What the task asks = Repeat every entry word for word. Images do not belong in the copy.

Records contained in a dataset:
- - -
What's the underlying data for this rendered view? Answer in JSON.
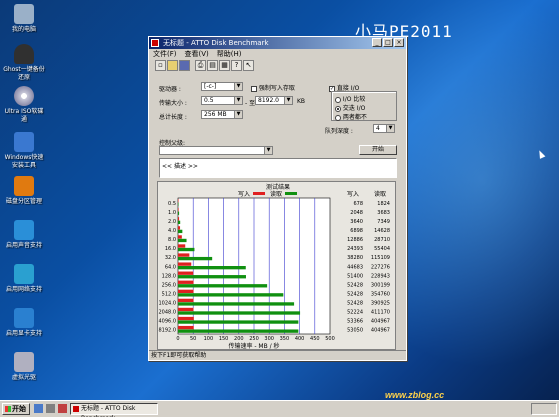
{
  "desktop": {
    "brand": "小马PE2011",
    "watermark": "www.zblog.cc",
    "icons": [
      {
        "label": "我的电脑",
        "icon": "computer-icon",
        "color": "#9ab0c8"
      },
      {
        "label": "Ghost一键备份还原",
        "icon": "ghost-icon",
        "color": "#303030"
      },
      {
        "label": "Ultra ISO软碟通",
        "icon": "disc-icon",
        "color": "#c9c9d9"
      },
      {
        "label": "Windows快速安装工具",
        "icon": "install-icon",
        "color": "#3a78d0"
      },
      {
        "label": "磁盘分区管理",
        "icon": "partition-icon",
        "color": "#e07a10"
      },
      {
        "label": "启用声音支持",
        "icon": "speaker-icon",
        "color": "#2a8fd8"
      },
      {
        "label": "启用网络支持",
        "icon": "network-icon",
        "color": "#2aa0d0"
      },
      {
        "label": "启用显卡支持",
        "icon": "display-icon",
        "color": "#2a80d0"
      },
      {
        "label": "虚拟光驱",
        "icon": "virtual-drive-icon",
        "color": "#b0b0c0"
      }
    ]
  },
  "window": {
    "title": "无标题 - ATTO Disk Benchmark",
    "menu": [
      "文件(F)",
      "查看(V)",
      "帮助(H)"
    ],
    "toolbar_icons": [
      "new-icon",
      "open-icon",
      "save-icon",
      "print-icon",
      "preview-icon",
      "sheet-icon",
      "help-icon",
      "context-help-icon"
    ],
    "drive_label": "驱动器 :",
    "drive_value": "[-c-]",
    "force_write_label": "强制写入存取",
    "direct_io_label": "直接 I/O",
    "transfer_label": "传输大小 :",
    "transfer_from": "0.5",
    "transfer_to_sep": "- 至",
    "transfer_to": "8192.0",
    "transfer_unit": "KB",
    "total_label": "总计长度 :",
    "total_value": "256 MB",
    "radio_options": [
      {
        "label": "I/O 比较",
        "checked": false
      },
      {
        "label": "交迭 I/O",
        "checked": true
      },
      {
        "label": "两者都不",
        "checked": false
      }
    ],
    "queue_label": "队列深度 :",
    "queue_value": "4",
    "controlled_by_label": "控制父级:",
    "start_button": "开始",
    "description": "<< 描述 >>",
    "status": "按下F1即可获取帮助"
  },
  "chart_data": {
    "type": "bar",
    "title": "测试结果",
    "xlabel": "传输速率 - MB / 秒",
    "xlim": [
      0,
      500
    ],
    "x_ticks": [
      "0",
      "50",
      "100",
      "150",
      "200",
      "250",
      "300",
      "350",
      "400",
      "450",
      "500"
    ],
    "categories": [
      "0.5",
      "1.0",
      "2.0",
      "4.0",
      "8.0",
      "16.0",
      "32.0",
      "64.0",
      "128.0",
      "256.0",
      "512.0",
      "1024.0",
      "2048.0",
      "4096.0",
      "8192.0"
    ],
    "col_write_header": "写入",
    "col_read_header": "读取",
    "series": [
      {
        "name": "写入",
        "color": "#e02020",
        "values": [
          0.66,
          2.0,
          3.55,
          6.74,
          12.58,
          23.82,
          37.38,
          43.63,
          50.2,
          51.2,
          51.2,
          51.2,
          50.99,
          52.11,
          51.81
        ]
      },
      {
        "name": "读取",
        "color": "#109010",
        "values": [
          1.78,
          3.6,
          7.18,
          14.28,
          28.04,
          54.11,
          112.41,
          222.92,
          223.61,
          293.22,
          346.45,
          381.86,
          401.53,
          395.96,
          395.96
        ]
      }
    ],
    "write_values": [
      "678",
      "2048",
      "3640",
      "6898",
      "12886",
      "24393",
      "38280",
      "44683",
      "51400",
      "52428",
      "52428",
      "52428",
      "52224",
      "53366",
      "53050"
    ],
    "read_values": [
      "1824",
      "3683",
      "7349",
      "14628",
      "28710",
      "55404",
      "115109",
      "227276",
      "228943",
      "300199",
      "354760",
      "390925",
      "411170",
      "404967",
      "404967"
    ]
  }
}
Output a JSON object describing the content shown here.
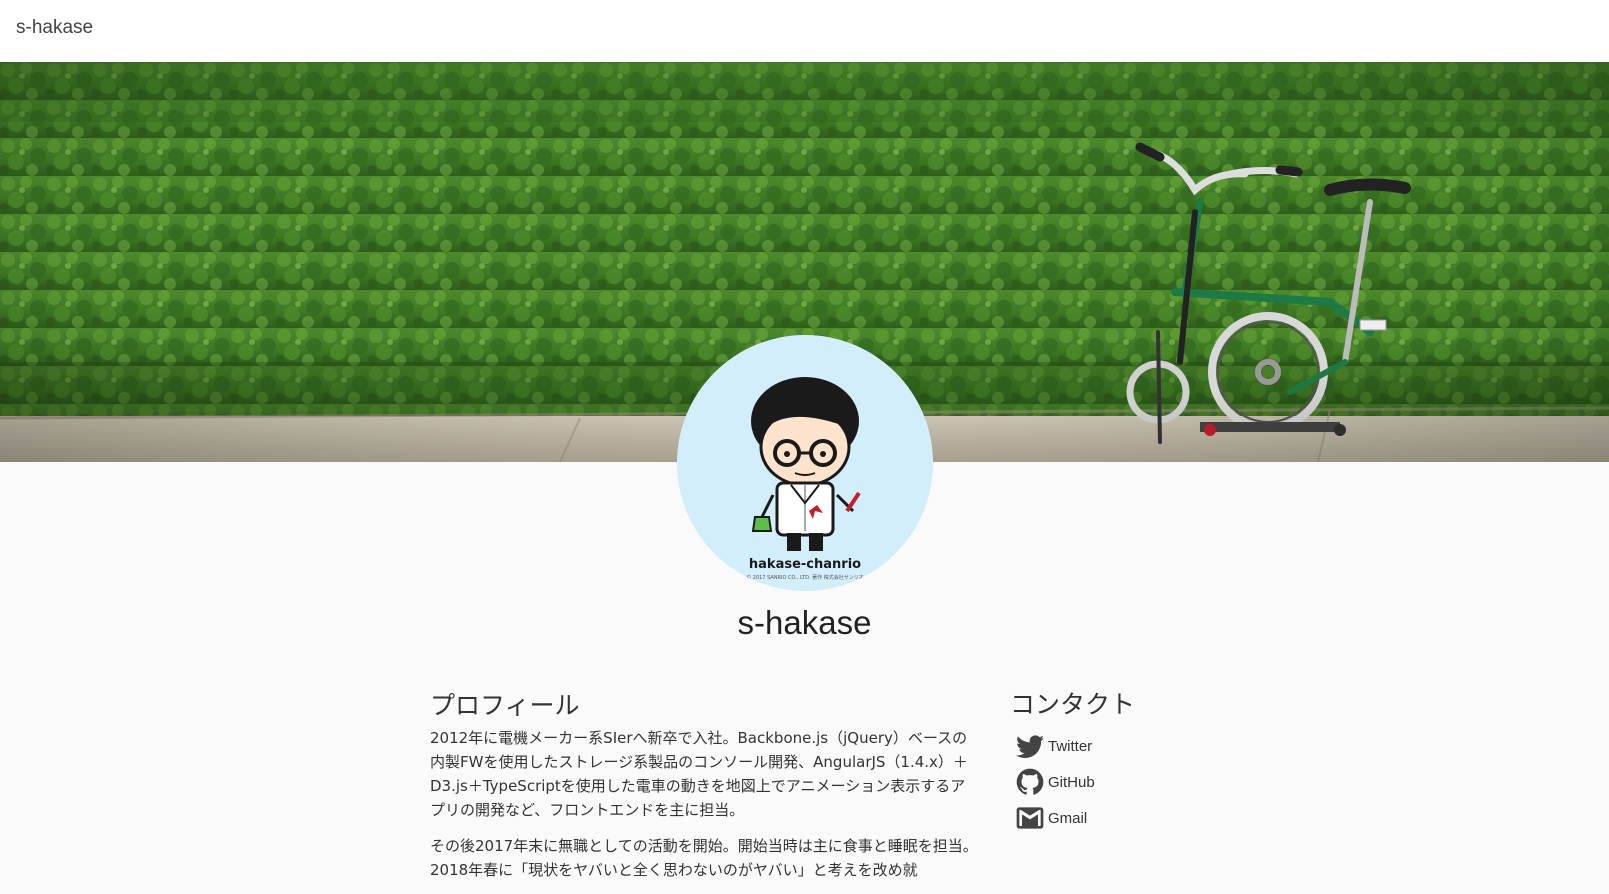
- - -
Result of this exercise =
What's the underlying data for this rendered view? Answer in JSON.
{
  "desktop": {
    "brand": "小马PE2011",
    "watermark": "www.zblog.cc",
    "icons": [
      {
        "label": "我的电脑",
        "icon": "computer-icon",
        "color": "#9ab0c8"
      },
      {
        "label": "Ghost一键备份还原",
        "icon": "ghost-icon",
        "color": "#303030"
      },
      {
        "label": "Ultra ISO软碟通",
        "icon": "disc-icon",
        "color": "#c9c9d9"
      },
      {
        "label": "Windows快速安装工具",
        "icon": "install-icon",
        "color": "#3a78d0"
      },
      {
        "label": "磁盘分区管理",
        "icon": "partition-icon",
        "color": "#e07a10"
      },
      {
        "label": "启用声音支持",
        "icon": "speaker-icon",
        "color": "#2a8fd8"
      },
      {
        "label": "启用网络支持",
        "icon": "network-icon",
        "color": "#2aa0d0"
      },
      {
        "label": "启用显卡支持",
        "icon": "display-icon",
        "color": "#2a80d0"
      },
      {
        "label": "虚拟光驱",
        "icon": "virtual-drive-icon",
        "color": "#b0b0c0"
      }
    ]
  },
  "window": {
    "title": "无标题 - ATTO Disk Benchmark",
    "menu": [
      "文件(F)",
      "查看(V)",
      "帮助(H)"
    ],
    "toolbar_icons": [
      "new-icon",
      "open-icon",
      "save-icon",
      "print-icon",
      "preview-icon",
      "sheet-icon",
      "help-icon",
      "context-help-icon"
    ],
    "drive_label": "驱动器 :",
    "drive_value": "[-c-]",
    "force_write_label": "强制写入存取",
    "direct_io_label": "直接 I/O",
    "transfer_label": "传输大小 :",
    "transfer_from": "0.5",
    "transfer_to_sep": "- 至",
    "transfer_to": "8192.0",
    "transfer_unit": "KB",
    "total_label": "总计长度 :",
    "total_value": "256 MB",
    "radio_options": [
      {
        "label": "I/O 比较",
        "checked": false
      },
      {
        "label": "交迭 I/O",
        "checked": true
      },
      {
        "label": "两者都不",
        "checked": false
      }
    ],
    "queue_label": "队列深度 :",
    "queue_value": "4",
    "controlled_by_label": "控制父级:",
    "start_button": "开始",
    "description": "<< 描述 >>",
    "status": "按下F1即可获取帮助"
  },
  "chart_data": {
    "type": "bar",
    "title": "测试结果",
    "xlabel": "传输速率 - MB / 秒",
    "xlim": [
      0,
      500
    ],
    "x_ticks": [
      "0",
      "50",
      "100",
      "150",
      "200",
      "250",
      "300",
      "350",
      "400",
      "450",
      "500"
    ],
    "categories": [
      "0.5",
      "1.0",
      "2.0",
      "4.0",
      "8.0",
      "16.0",
      "32.0",
      "64.0",
      "128.0",
      "256.0",
      "512.0",
      "1024.0",
      "2048.0",
      "4096.0",
      "8192.0"
    ],
    "col_write_header": "写入",
    "col_read_header": "读取",
    "series": [
      {
        "name": "写入",
        "color": "#e02020",
        "values": [
          0.66,
          2.0,
          3.55,
          6.74,
          12.58,
          23.82,
          37.38,
          43.63,
          50.2,
          51.2,
          51.2,
          51.2,
          50.99,
          52.11,
          51.81
        ]
      },
      {
        "name": "读取",
        "color": "#109010",
        "values": [
          1.78,
          3.6,
          7.18,
          14.28,
          28.04,
          54.11,
          112.41,
          222.92,
          223.61,
          293.22,
          346.45,
          381.86,
          401.53,
          395.96,
          395.96
        ]
      }
    ],
    "write_values": [
      "678",
      "2048",
      "3640",
      "6898",
      "12886",
      "24393",
      "38280",
      "44683",
      "51400",
      "52428",
      "52428",
      "52428",
      "52224",
      "53366",
      "53050"
    ],
    "read_values": [
      "1824",
      "3683",
      "7349",
      "14628",
      "28710",
      "55404",
      "115109",
      "227276",
      "228943",
      "300199",
      "354760",
      "390925",
      "411170",
      "404967",
      "404967"
    ]
  }
}
Output a JSON object describing the content shown here.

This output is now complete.